Injection Moulding Acrylonitrile-Butadiene-Styrene (ABS)

Material Description

Acrylonitrile-Butadiene-Styrene, commonly known as ABS, is a versatile thermoplastic polymer renowned for its well-balanced material properties. ABS is composed of three primary monomers: acrylonitrile, butadiene, and styrene, which are polymerized to create a copolymer with a distinctive combination of characteristics. It boasts excellent mechanical strength and impact resistance, making it ideal for a wide range of applications, from automotive components and consumer electronics to toys and construction materials. ABS exhibits good dimensional stability, ensuring that parts retain their shape and size in varying environmental conditions. Its high heat resistance, with a glass transition temperature typically around 105°C, allows ABS to withstand elevated temperatures without deforming. Moreover, ABS is known for its ease of processing, as it can be molded, extruded, or 3D printed with relative simplicity, making it a popular choice in manufacturing. Its notable drawback is its susceptibility to UV radiation, which can lead to degradation over time if not properly stabilized or protected. Nonetheless, ABS remains a highly versatile and widely used engineering thermoplastic due to its remarkable balance of properties and ease of fabrication.

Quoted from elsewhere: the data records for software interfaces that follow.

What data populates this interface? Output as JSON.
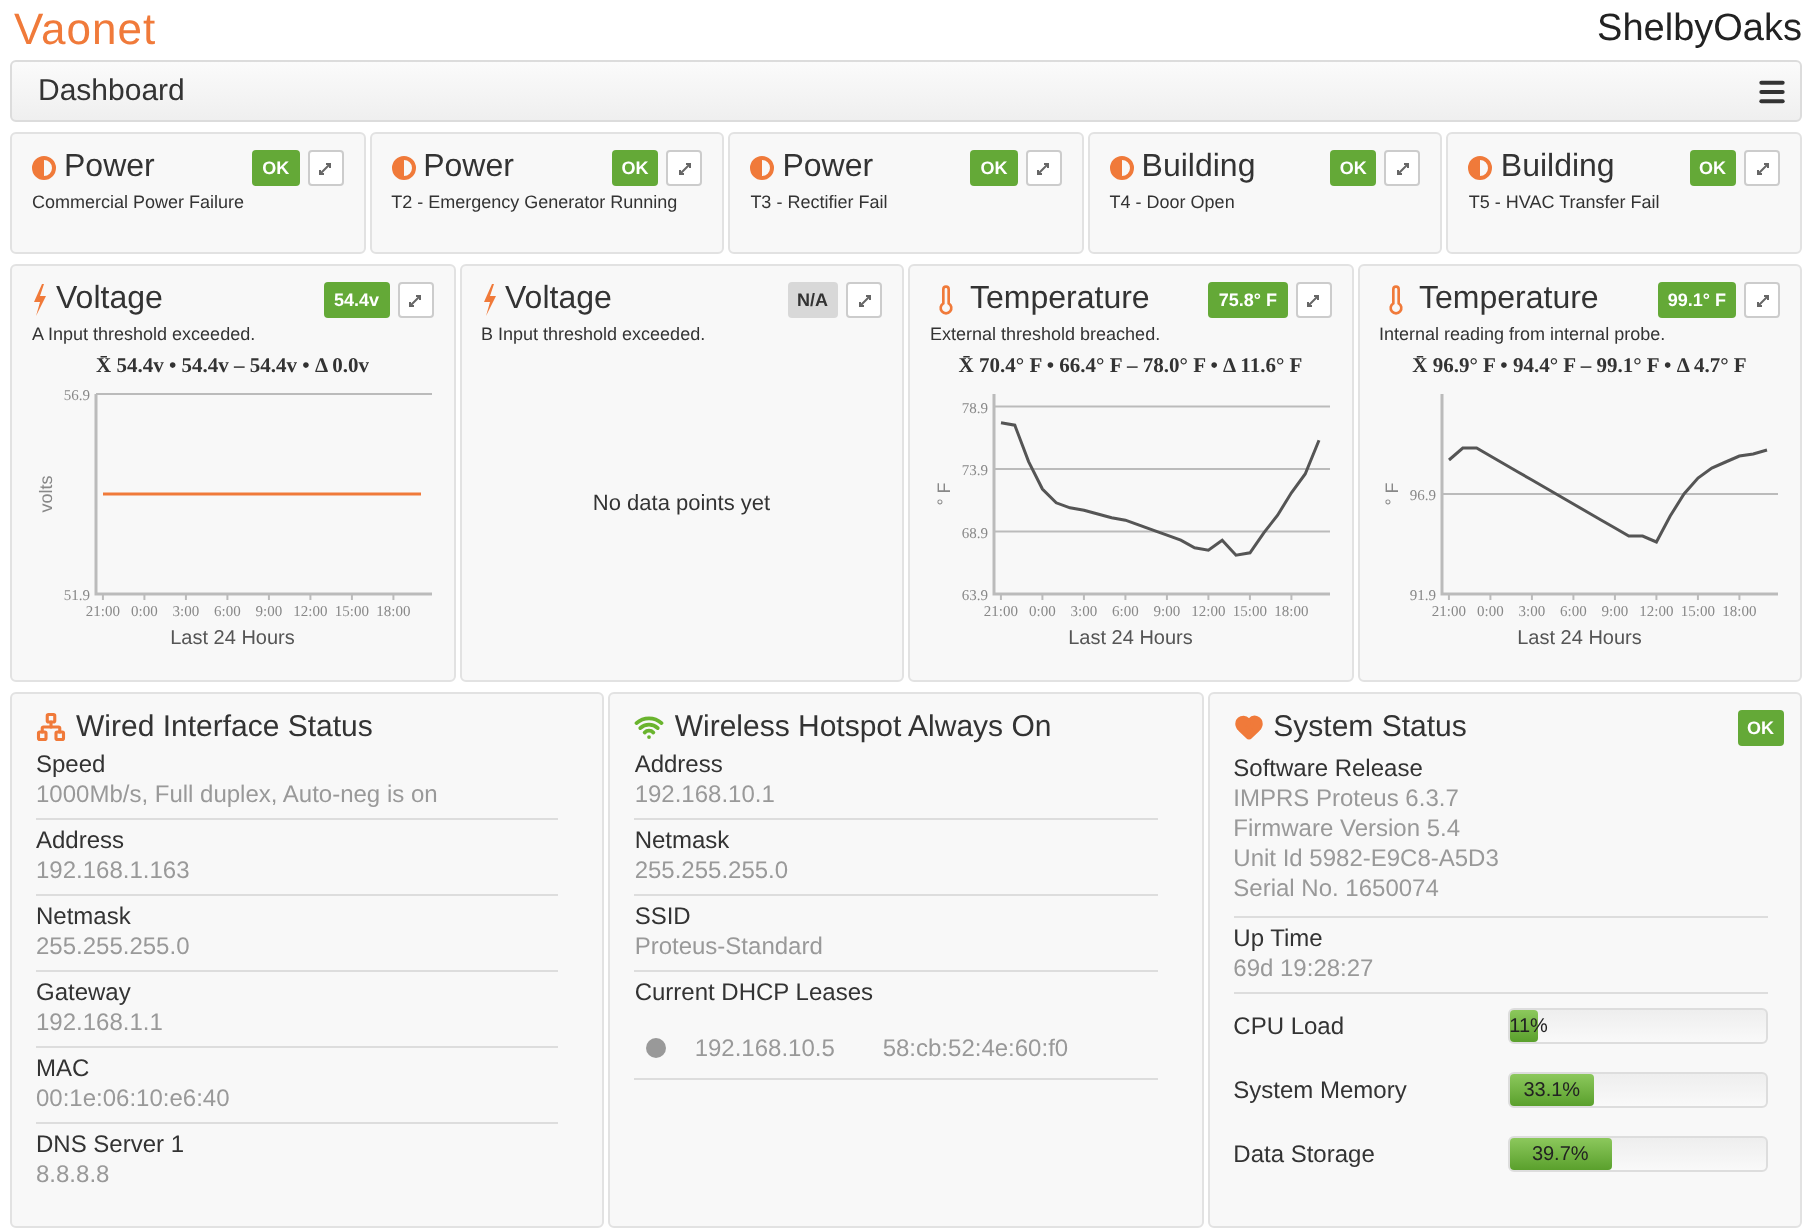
{
  "header": {
    "logo": "Vaonet",
    "site": "ShelbyOaks"
  },
  "nav": {
    "title": "Dashboard"
  },
  "alarms": [
    {
      "category": "Power",
      "description": "Commercial Power Failure",
      "badge": {
        "text": "OK",
        "color": "#64a937"
      }
    },
    {
      "category": "Power",
      "description": "T2 - Emergency Generator Running",
      "badge": {
        "text": "OK",
        "color": "#64a937"
      }
    },
    {
      "category": "Power",
      "description": "T3 - Rectifier Fail",
      "badge": {
        "text": "OK",
        "color": "#64a937"
      }
    },
    {
      "category": "Building",
      "description": "T4 - Door Open",
      "badge": {
        "text": "OK",
        "color": "#64a937"
      }
    },
    {
      "category": "Building",
      "description": "T5 - HVAC Transfer Fail",
      "badge": {
        "text": "OK",
        "color": "#64a937"
      }
    }
  ],
  "sensors": [
    {
      "kind": "voltage",
      "title": "Voltage",
      "description": "A Input threshold exceeded.",
      "badge": {
        "text": "54.4v",
        "color": "#64a937"
      },
      "chart_data": {
        "type": "line",
        "title": "X̄ 54.4v • 54.4v – 54.4v • Δ 0.0v",
        "xlabel": "Last 24 Hours",
        "ylabel": "volts",
        "categories": [
          "21:00",
          null,
          null,
          "0:00",
          null,
          null,
          "3:00",
          null,
          null,
          "6:00",
          null,
          null,
          "9:00",
          null,
          null,
          "12:00",
          null,
          null,
          "15:00",
          null,
          null,
          "18:00",
          null,
          null
        ],
        "series": [
          {
            "color": "#f07a3a",
            "values": [
              54.4,
              54.4,
              54.4,
              54.4,
              54.4,
              54.4,
              54.4,
              54.4,
              54.4,
              54.4,
              54.4,
              54.4,
              54.4,
              54.4,
              54.4,
              54.4,
              54.4,
              54.4,
              54.4,
              54.4,
              54.4,
              54.4,
              54.4,
              54.4
            ]
          }
        ],
        "ylim": [
          51.9,
          56.9
        ],
        "yticks": [
          51.9,
          56.9
        ],
        "grid": true
      }
    },
    {
      "kind": "voltage",
      "title": "Voltage",
      "description": "B Input threshold exceeded.",
      "badge": {
        "text": "N/A",
        "color": "#d8d8d8"
      },
      "empty_text": "No data points yet"
    },
    {
      "kind": "temperature",
      "title": "Temperature",
      "description": "External threshold breached.",
      "badge": {
        "text": "75.8° F",
        "color": "#64a937"
      },
      "chart_data": {
        "type": "line",
        "title": "X̄ 70.4° F • 66.4° F – 78.0° F • Δ 11.6° F",
        "xlabel": "Last 24 Hours",
        "ylabel": "° F",
        "categories": [
          "21:00",
          null,
          null,
          "0:00",
          null,
          null,
          "3:00",
          null,
          null,
          "6:00",
          null,
          null,
          "9:00",
          null,
          null,
          "12:00",
          null,
          null,
          "15:00",
          null,
          null,
          "18:00",
          null,
          null
        ],
        "series": [
          {
            "color": "#555555",
            "values": [
              77.6,
              77.4,
              74.5,
              72.3,
              71.2,
              70.8,
              70.6,
              70.3,
              70.0,
              69.8,
              69.4,
              69.0,
              68.6,
              68.2,
              67.6,
              67.4,
              68.2,
              67.0,
              67.2,
              68.8,
              70.2,
              72.0,
              73.5,
              76.2
            ]
          }
        ],
        "ylim": [
          63.9,
          79.9
        ],
        "yticks": [
          63.9,
          68.9,
          73.9,
          78.9
        ],
        "grid": true
      }
    },
    {
      "kind": "temperature",
      "title": "Temperature",
      "description": "Internal reading from internal probe.",
      "badge": {
        "text": "99.1° F",
        "color": "#64a937"
      },
      "chart_data": {
        "type": "line",
        "title": "X̄ 96.9° F • 94.4° F – 99.1° F • Δ 4.7° F",
        "xlabel": "Last 24 Hours",
        "ylabel": "° F",
        "categories": [
          "21:00",
          null,
          null,
          "0:00",
          null,
          null,
          "3:00",
          null,
          null,
          "6:00",
          null,
          null,
          "9:00",
          null,
          null,
          "12:00",
          null,
          null,
          "15:00",
          null,
          null,
          "18:00",
          null,
          null
        ],
        "series": [
          {
            "color": "#555555",
            "values": [
              98.6,
              99.2,
              99.2,
              98.8,
              98.4,
              98.0,
              97.6,
              97.2,
              96.8,
              96.4,
              96.0,
              95.6,
              95.2,
              94.8,
              94.8,
              94.5,
              95.8,
              96.9,
              97.7,
              98.2,
              98.5,
              98.8,
              98.9,
              99.1
            ]
          }
        ],
        "ylim": [
          91.9,
          101.9
        ],
        "yticks": [
          91.9,
          96.9
        ],
        "grid": true
      }
    }
  ],
  "wired": {
    "title": "Wired Interface Status",
    "fields": [
      {
        "label": "Speed",
        "value": "1000Mb/s, Full duplex, Auto-neg is on"
      },
      {
        "label": "Address",
        "value": "192.168.1.163"
      },
      {
        "label": "Netmask",
        "value": "255.255.255.0"
      },
      {
        "label": "Gateway",
        "value": "192.168.1.1"
      },
      {
        "label": "MAC",
        "value": "00:1e:06:10:e6:40"
      },
      {
        "label": "DNS Server 1",
        "value": "8.8.8.8"
      }
    ]
  },
  "wireless": {
    "title": "Wireless Hotspot Always On",
    "fields": [
      {
        "label": "Address",
        "value": "192.168.10.1"
      },
      {
        "label": "Netmask",
        "value": "255.255.255.0"
      },
      {
        "label": "SSID",
        "value": "Proteus-Standard"
      }
    ],
    "leases_label": "Current DHCP Leases",
    "leases": [
      {
        "ip": "192.168.10.5",
        "mac": "58:cb:52:4e:60:f0"
      }
    ]
  },
  "system": {
    "title": "System Status",
    "badge": {
      "text": "OK",
      "color": "#64a937"
    },
    "software": {
      "label": "Software Release",
      "lines": [
        "IMPRS Proteus 6.3.7",
        "Firmware Version 5.4",
        "Unit Id 5982-E9C8-A5D3",
        "Serial No. 1650074"
      ]
    },
    "uptime": {
      "label": "Up Time",
      "value": "69d 19:28:27"
    },
    "meters": [
      {
        "label": "CPU Load",
        "level": 0.11,
        "reading": "11%"
      },
      {
        "label": "System Memory",
        "level": 0.331,
        "reading": "33.1%"
      },
      {
        "label": "Data Storage",
        "level": 0.397,
        "reading": "39.7%"
      }
    ]
  }
}
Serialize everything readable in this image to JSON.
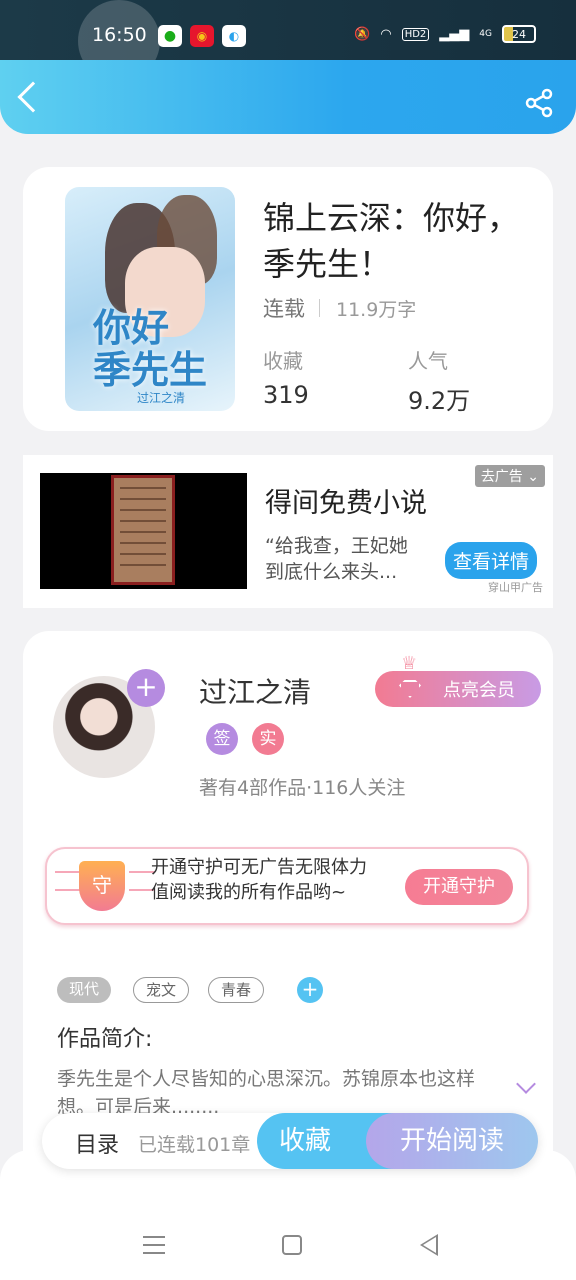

Tensile Yield
Modulus (MPa)
Point (°C)
Coefficient of
(x 10^-6 /°C)
Absorption (%)
1000 - 105040 - 601.7 - 2.4105-1150.18 - 0.291.2 - 1.480 - 1000.2 - 0.8

Design Recommendation

ABS can be prone to warping, particularly in large and thin-walled parts. To address this, the design should incorporate uniform wall thickness and draft angles to facilitate easy part ejection. Using ribs and gussets to reinforce the part and minimize flexing can also be beneficial. Proper gate design is crucial, and gate location should be carefully selected to minimize stress concentrations. Cooling channels in the mold should be optimized to prevent overheating, which can lead to defects and dimensional instability.

Cost Saving Tip

A key cost-saving strategy in ABS injection molding involves the careful optimization of mold design and cycle parameters. Utilizing advanced design software and conducting detailed simulation studies enables engineers to refine mold geometry, gate placement, and cooling systems for optimal efficiency. Furthermore, adjusting cycle factors such as melt temperature, injection speed, and packing pressure can lead to reduced energy usage and less material wastage. These improvements not only result in cost savings by lowering material and energy expenses but also enhance overall production efficiency, making ABS injection molding a more financially viable option.